Secure the straps snugly
- You should be able to slip only one finger under the strap at the collar bone. If you can fit more than one finger, it’s too loose.
- The chest clip should lay at armpit level, not on the stomach.
- Here’s a video to help.
Beware of bulk
Bulky coats and snow suits impede your ability to snugly secure your child in the car seat. The Car Seat Lady explains it much more thoroughly in her post about fluff, and details how to in her video about winter car seat safety, but the gist of it is this:
The fluffy stuff in a coat makes it impossible to tighten the car seat straps snugly against your child’s body. If an accident were to occur, just like the steel of your car, the fluff would “crumple” and provide no form of security to your child, leaving him vulnerable to harsh whiplash and the possibility of being ejected from his car seat. Bulky outfits give the illusion of snugness, but when it comes to a crash, they provide no protection for your child.
During the cold months, you want to keep baby warm and safe. A few tips:
- Go out five minutes early to start the car warming.
- Take your child’s coat off in the car, and strap him in snugly. Then, if you need to, you can add a blanket on top to keep him warm (although be careful he doesn’t get over heated).
- I dress my son in his coat backwards so that when we get to the car, all I need to do is unzip the back, put him in the seat and then take off his coat. It’s much less cumbersome than trying to hold him and get the coat off outside the car.
- Dress your child in light layers. You can use long sleeve onesie and leggings as a base layer, with a shirt on top, and a thin, tight layer of fleece and a hat.

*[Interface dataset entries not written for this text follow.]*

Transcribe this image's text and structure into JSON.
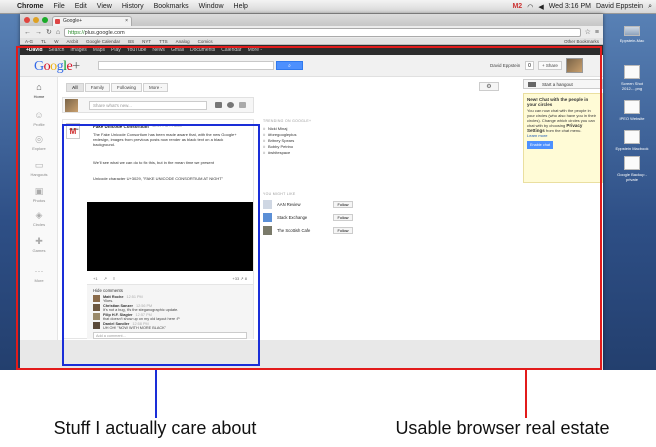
{
  "mac_menubar": {
    "app": "Chrome",
    "items": [
      "File",
      "Edit",
      "View",
      "History",
      "Bookmarks",
      "Window",
      "Help"
    ],
    "clock": "Wed 3:16 PM",
    "user": "David Eppstein",
    "gmail_count": "2"
  },
  "browser": {
    "tab_title": "Google+",
    "url_scheme": "https://",
    "url_host": "plus.google.com",
    "bookmarks": [
      "A-G",
      "TL",
      "W",
      "Arcbit",
      "Google Calendar",
      "BS",
      "NYT",
      "TTS",
      "Analog",
      "Comics"
    ],
    "bookmarks_right": "Other Bookmarks"
  },
  "gbar": {
    "items": [
      "+David",
      "Search",
      "Images",
      "Maps",
      "Play",
      "YouTube",
      "News",
      "Gmail",
      "Documents",
      "Calendar",
      "More -"
    ]
  },
  "header": {
    "logo": "Google+",
    "user": "David Eppstein",
    "notif_count": "0",
    "share_label": "+ Share"
  },
  "leftnav": [
    {
      "label": "Home",
      "glyph": "⌂",
      "active": true
    },
    {
      "label": "Profile",
      "glyph": "☺",
      "active": false
    },
    {
      "label": "Explore",
      "glyph": "◎",
      "active": false
    },
    {
      "label": "Hangouts",
      "glyph": "▭",
      "active": false
    },
    {
      "label": "Photos",
      "glyph": "▣",
      "active": false
    },
    {
      "label": "Circles",
      "glyph": "◈",
      "active": false
    },
    {
      "label": "Games",
      "glyph": "✚",
      "active": false
    },
    {
      "label": "More",
      "glyph": "···",
      "active": false
    }
  ],
  "filters": [
    "All",
    "Family",
    "Following",
    "More -"
  ],
  "sharebox": {
    "placeholder": "Share what's new..."
  },
  "post": {
    "author": "Fake Unicode Consortium",
    "time": "12:37 PM - Public",
    "para1": "The Fake Unicode Consortium has been made aware that, with the new Google+ redesign, images from previous posts now render as black text on a black background.",
    "para2": "We'll see what we can do to fix this, but in the mean time we present",
    "para3": "Unicode character U+3029, \"FAKE UNICODE CONSORTIUM AT NIGHT\"",
    "actions": [
      "+1",
      "↗",
      "≡"
    ],
    "counts": "+33 ↗ 8",
    "hide_comments": "Hide comments",
    "comments": [
      {
        "name": "Matt Roche",
        "time": "12:51 PM",
        "text": "Yikes."
      },
      {
        "name": "Christian Sanzer",
        "time": "12:56 PM",
        "text": "It's not a bug, it's the steganographic update."
      },
      {
        "name": "Filip H.F. Slagter",
        "time": "12:57 PM",
        "text": "that doesn't show up on my old layout here :P"
      },
      {
        "name": "Daniel Sandler",
        "time": "12:58 PM",
        "text": "UH OH! \"NOW WITH MORE BLACK\""
      }
    ],
    "add_comment": "Add a comment..."
  },
  "trending": {
    "heading": "TRENDING ON GOOGLE+",
    "items": [
      "Nicki Minaj",
      "#foregoogleplus",
      "Britney Spears",
      "Bobby Petrino",
      "#whitespace"
    ]
  },
  "you_might_like": {
    "heading": "YOU MIGHT LIKE",
    "items": [
      {
        "name": "AAN Review",
        "button": "Follow"
      },
      {
        "name": "Stack Exchange",
        "button": "Follow"
      },
      {
        "name": "The Scottish Cafe",
        "button": "Follow"
      }
    ]
  },
  "hangout": {
    "start": "Start a hangout",
    "title": "New! Chat with the people in your circles",
    "body1": "You can now chat with the people in your circles (who also have you in their circles). Change which circles you can chat with by choosing",
    "body_bold": "Privacy Settings",
    "body2": "from the chat menu.",
    "learn_more": "Learn more",
    "enable": "Enable chat"
  },
  "desktop_icons": [
    {
      "label": "Eppstein-Mac"
    },
    {
      "label": "Screen Shot 2012-...png"
    },
    {
      "label": "IPEO Website"
    },
    {
      "label": "Eppstein Macbook"
    },
    {
      "label": "Google Backup - private"
    }
  ],
  "annotations": {
    "left": "Stuff I actually care about",
    "right": "Usable browser real estate",
    "left_color": "#1a2ed8",
    "right_color": "#e21b1b"
  }
}
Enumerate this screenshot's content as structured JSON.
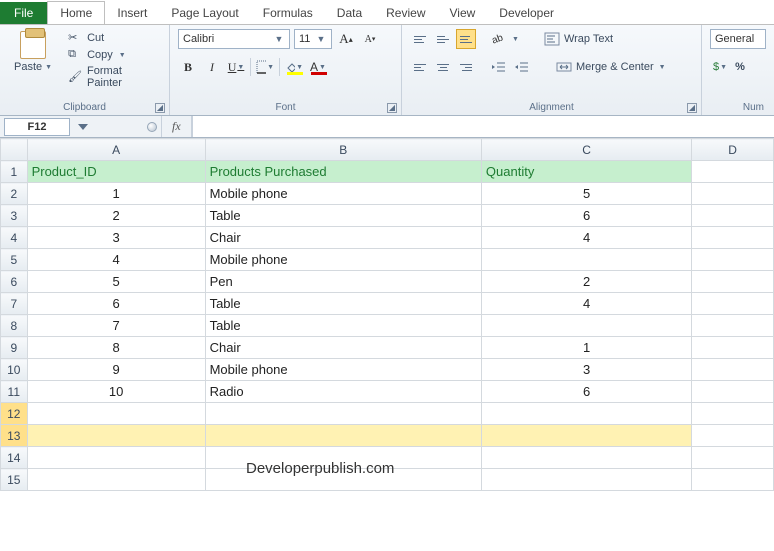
{
  "tabs": {
    "file": "File",
    "home": "Home",
    "insert": "Insert",
    "pagelayout": "Page Layout",
    "formulas": "Formulas",
    "data": "Data",
    "review": "Review",
    "view": "View",
    "developer": "Developer"
  },
  "clipboard": {
    "paste": "Paste",
    "cut": "Cut",
    "copy": "Copy",
    "formatpainter": "Format Painter",
    "group": "Clipboard"
  },
  "font": {
    "name": "Calibri",
    "size": "11",
    "group": "Font"
  },
  "alignment": {
    "wrap": "Wrap Text",
    "merge": "Merge & Center",
    "group": "Alignment"
  },
  "number": {
    "format": "General",
    "group": "Num"
  },
  "namebox": "F12",
  "fx": "fx",
  "formula": "",
  "columns": [
    "A",
    "B",
    "C",
    "D"
  ],
  "headers": {
    "A": "Product_ID",
    "B": "Products Purchased",
    "C": "Quantity"
  },
  "rows": [
    {
      "n": "2",
      "A": "1",
      "B": "Mobile phone",
      "C": "5"
    },
    {
      "n": "3",
      "A": "2",
      "B": "Table",
      "C": "6"
    },
    {
      "n": "4",
      "A": "3",
      "B": "Chair",
      "C": "4"
    },
    {
      "n": "5",
      "A": "4",
      "B": "Mobile phone",
      "C": ""
    },
    {
      "n": "6",
      "A": "5",
      "B": "Pen",
      "C": "2"
    },
    {
      "n": "7",
      "A": "6",
      "B": "Table",
      "C": "4"
    },
    {
      "n": "8",
      "A": "7",
      "B": "Table",
      "C": ""
    },
    {
      "n": "9",
      "A": "8",
      "B": "Chair",
      "C": "1"
    },
    {
      "n": "10",
      "A": "9",
      "B": "Mobile phone",
      "C": "3"
    },
    {
      "n": "11",
      "A": "10",
      "B": "Radio",
      "C": "6"
    }
  ],
  "emptyRows": [
    "14",
    "15"
  ],
  "watermark": "Developerpublish.com"
}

I hope these tips help you stay safe this winter.
Any other tips you would add?